Unsaturated fat (un-SATCH-er-ay-ted) A fat that is liquid at room temperature. Vegetable oils are unsaturated fats. Unsaturated fats include polyunsaturated fats, and monounsaturated fats. They include most nuts, olives, avocados, and fatty fish, like salmon [see definitions].
Very low-calorie diet Also called “VLCD.” A very low-calorie diet (VLCD) is a doctor-supervised diet that typically uses commercially prepared formulas to promote rapid weight loss in patients who are moderately to extremely obese. People on a VLCD consume about 800 calories per day or less.
Waist circumference A measurement of the waist. Fat around the waist increases the risk of obesity-related health problems. Women with a waist measurement of more than 35 inches or men with a waist measurement of more than 40 inches have a higher risk of developing obesity-related health problems, such as diabetes, high blood pressure, and heart disease.
Weight control Achieving and maintaining a healthy weight by eating nutritious foods and being physically active.
Weight-cycle Losing and gaining weight over and over again.
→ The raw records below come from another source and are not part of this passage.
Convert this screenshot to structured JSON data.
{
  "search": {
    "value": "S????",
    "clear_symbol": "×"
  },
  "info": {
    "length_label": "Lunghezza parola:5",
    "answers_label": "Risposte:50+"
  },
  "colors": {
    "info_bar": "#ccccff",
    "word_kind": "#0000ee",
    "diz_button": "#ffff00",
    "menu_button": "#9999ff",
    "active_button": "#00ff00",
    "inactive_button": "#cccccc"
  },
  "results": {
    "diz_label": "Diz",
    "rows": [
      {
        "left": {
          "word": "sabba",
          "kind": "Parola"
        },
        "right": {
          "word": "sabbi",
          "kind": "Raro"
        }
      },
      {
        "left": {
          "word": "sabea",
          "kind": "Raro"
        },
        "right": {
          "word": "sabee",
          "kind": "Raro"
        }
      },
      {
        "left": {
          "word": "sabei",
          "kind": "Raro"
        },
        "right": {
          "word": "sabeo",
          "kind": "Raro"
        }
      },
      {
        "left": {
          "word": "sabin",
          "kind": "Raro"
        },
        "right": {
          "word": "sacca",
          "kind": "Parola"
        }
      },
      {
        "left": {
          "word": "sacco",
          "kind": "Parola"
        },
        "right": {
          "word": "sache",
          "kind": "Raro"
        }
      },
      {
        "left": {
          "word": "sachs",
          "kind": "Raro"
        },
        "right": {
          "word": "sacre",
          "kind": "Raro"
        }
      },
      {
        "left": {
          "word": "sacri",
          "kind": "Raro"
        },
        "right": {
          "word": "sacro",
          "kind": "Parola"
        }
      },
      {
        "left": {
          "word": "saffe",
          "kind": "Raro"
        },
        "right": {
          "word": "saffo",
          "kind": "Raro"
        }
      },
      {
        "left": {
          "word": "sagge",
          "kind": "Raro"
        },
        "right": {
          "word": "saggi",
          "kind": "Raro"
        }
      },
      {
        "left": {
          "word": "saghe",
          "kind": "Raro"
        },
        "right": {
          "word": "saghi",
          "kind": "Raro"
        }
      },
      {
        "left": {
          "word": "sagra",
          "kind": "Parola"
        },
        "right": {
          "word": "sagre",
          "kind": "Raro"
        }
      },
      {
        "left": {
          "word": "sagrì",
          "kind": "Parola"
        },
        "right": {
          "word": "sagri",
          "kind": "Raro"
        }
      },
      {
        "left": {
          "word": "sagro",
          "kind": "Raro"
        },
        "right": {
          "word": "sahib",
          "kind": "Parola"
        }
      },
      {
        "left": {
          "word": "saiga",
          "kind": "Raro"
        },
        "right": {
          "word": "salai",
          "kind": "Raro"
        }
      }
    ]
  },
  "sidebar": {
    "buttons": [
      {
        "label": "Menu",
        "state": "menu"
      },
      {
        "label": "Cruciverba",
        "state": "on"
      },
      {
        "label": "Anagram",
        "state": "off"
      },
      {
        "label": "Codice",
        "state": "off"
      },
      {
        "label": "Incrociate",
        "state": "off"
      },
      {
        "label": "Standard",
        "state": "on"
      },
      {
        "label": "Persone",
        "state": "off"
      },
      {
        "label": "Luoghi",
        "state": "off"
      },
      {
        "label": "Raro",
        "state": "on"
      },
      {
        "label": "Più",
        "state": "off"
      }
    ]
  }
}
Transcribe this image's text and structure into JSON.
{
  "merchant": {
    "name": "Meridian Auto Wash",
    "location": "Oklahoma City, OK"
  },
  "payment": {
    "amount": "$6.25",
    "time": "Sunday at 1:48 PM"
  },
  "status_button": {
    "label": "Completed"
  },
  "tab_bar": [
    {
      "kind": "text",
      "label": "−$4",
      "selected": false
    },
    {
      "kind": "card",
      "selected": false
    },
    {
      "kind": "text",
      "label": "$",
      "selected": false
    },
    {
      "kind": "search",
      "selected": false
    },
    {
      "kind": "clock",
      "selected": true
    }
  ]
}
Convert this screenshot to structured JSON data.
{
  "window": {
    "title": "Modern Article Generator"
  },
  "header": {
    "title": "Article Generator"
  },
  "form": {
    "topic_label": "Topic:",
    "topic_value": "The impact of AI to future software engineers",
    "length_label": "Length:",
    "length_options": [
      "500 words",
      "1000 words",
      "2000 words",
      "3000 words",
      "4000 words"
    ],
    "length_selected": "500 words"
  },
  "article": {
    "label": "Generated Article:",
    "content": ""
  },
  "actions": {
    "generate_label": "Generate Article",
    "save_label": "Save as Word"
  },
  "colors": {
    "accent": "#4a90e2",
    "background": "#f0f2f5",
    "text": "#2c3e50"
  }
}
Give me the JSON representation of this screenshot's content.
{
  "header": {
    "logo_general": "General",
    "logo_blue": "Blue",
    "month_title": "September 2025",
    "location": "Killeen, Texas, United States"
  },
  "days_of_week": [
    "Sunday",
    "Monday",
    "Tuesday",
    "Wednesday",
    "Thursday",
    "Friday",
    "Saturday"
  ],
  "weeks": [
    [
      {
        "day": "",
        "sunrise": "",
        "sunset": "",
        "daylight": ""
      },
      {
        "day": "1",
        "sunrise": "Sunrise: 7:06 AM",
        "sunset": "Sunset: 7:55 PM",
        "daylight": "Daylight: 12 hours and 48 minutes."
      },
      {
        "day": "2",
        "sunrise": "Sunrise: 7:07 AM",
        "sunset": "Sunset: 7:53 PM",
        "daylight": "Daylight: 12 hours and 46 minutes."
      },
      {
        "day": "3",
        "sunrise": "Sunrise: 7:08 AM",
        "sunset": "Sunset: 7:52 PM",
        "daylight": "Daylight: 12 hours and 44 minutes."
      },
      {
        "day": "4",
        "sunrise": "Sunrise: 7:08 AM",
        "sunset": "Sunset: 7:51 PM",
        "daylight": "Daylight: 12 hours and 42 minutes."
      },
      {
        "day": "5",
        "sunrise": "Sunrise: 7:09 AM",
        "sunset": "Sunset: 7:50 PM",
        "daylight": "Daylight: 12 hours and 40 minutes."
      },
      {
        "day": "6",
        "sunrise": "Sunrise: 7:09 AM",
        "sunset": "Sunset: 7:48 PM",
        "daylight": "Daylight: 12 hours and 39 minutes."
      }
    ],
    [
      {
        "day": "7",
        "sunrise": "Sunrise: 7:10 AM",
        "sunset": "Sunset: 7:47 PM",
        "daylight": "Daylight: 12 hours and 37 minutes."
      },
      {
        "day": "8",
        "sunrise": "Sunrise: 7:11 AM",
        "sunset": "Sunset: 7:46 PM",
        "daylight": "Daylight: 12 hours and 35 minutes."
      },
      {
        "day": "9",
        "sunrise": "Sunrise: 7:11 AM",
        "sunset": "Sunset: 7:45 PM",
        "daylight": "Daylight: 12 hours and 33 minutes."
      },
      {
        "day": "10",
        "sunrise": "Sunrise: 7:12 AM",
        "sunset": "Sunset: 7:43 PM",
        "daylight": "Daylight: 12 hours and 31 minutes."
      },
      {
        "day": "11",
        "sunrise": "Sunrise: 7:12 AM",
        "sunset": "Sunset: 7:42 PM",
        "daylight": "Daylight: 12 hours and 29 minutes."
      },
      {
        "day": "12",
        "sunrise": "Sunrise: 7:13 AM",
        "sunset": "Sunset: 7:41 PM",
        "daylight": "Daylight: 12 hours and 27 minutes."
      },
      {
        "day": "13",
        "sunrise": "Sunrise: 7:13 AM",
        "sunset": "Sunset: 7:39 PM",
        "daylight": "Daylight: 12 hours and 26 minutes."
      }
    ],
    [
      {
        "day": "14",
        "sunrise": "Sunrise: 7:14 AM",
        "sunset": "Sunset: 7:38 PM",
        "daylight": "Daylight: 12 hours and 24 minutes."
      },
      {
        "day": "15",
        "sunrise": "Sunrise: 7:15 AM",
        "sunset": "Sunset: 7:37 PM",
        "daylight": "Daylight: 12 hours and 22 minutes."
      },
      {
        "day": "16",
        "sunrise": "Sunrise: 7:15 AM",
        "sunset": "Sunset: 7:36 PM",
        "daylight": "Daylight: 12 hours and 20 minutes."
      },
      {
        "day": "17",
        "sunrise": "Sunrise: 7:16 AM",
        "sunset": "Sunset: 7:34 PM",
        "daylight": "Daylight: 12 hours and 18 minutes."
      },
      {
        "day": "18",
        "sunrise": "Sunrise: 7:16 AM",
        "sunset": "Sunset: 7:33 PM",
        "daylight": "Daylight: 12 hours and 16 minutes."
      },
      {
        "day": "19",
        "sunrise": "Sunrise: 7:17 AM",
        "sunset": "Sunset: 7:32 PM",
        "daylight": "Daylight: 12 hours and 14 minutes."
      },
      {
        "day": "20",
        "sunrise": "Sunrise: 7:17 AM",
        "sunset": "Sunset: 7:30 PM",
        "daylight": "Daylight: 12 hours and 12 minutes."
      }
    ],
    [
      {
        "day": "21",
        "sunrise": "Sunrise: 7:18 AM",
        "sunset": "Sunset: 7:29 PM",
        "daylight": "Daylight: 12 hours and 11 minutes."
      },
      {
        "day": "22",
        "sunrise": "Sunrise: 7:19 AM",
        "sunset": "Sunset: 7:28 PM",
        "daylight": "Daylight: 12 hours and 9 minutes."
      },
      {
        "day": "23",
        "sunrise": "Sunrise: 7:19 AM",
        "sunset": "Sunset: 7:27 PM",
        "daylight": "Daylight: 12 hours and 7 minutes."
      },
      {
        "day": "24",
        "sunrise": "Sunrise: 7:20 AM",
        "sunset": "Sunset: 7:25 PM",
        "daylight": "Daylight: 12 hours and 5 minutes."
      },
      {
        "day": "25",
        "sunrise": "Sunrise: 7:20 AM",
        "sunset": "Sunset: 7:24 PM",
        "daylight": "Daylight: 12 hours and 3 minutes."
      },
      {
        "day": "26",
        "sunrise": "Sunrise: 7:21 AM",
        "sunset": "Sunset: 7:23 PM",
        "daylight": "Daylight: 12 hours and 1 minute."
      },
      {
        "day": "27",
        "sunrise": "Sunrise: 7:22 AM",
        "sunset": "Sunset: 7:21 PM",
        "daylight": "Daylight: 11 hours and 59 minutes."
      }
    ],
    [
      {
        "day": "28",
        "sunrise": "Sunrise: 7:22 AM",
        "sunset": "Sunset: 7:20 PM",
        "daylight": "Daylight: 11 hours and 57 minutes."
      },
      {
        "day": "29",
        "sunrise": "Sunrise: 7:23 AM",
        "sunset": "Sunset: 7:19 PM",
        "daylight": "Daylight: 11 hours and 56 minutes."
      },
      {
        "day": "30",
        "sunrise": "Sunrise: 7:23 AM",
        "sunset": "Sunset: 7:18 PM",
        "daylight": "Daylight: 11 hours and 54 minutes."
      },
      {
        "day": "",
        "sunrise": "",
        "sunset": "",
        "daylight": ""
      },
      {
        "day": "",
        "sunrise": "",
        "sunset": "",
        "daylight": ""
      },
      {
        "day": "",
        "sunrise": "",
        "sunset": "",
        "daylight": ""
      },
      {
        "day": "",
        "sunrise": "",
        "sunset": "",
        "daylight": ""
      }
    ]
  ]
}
Commonly called “yo-yo” dieting.
Weight-control Information Network
1 WIN Way
The Weight-control Information Network (WIN) is a service of the National Institute of Diabetes and Digestive and Kidney Diseases (NIDDK) of the National Institutes of Health, which is the Federal Government’s lead agency responsible for biomedical research on nutrition and obesity. Authorized by Congress (Public Law 103–43), WIN provides the general public, health professionals, the media, and Congress with up-to-date, science-based health information on weight control, obesity, physical activity, and related nutritional issues.
This e-text is not copyrighted. WIN encourages users of this e-pub to duplicate and distribute as many copies as desired.
U.S. DEPARTMENT OF HEALTH AND HUMAN SERVICES
NIH Publication No. 02-4976
Updated September 2007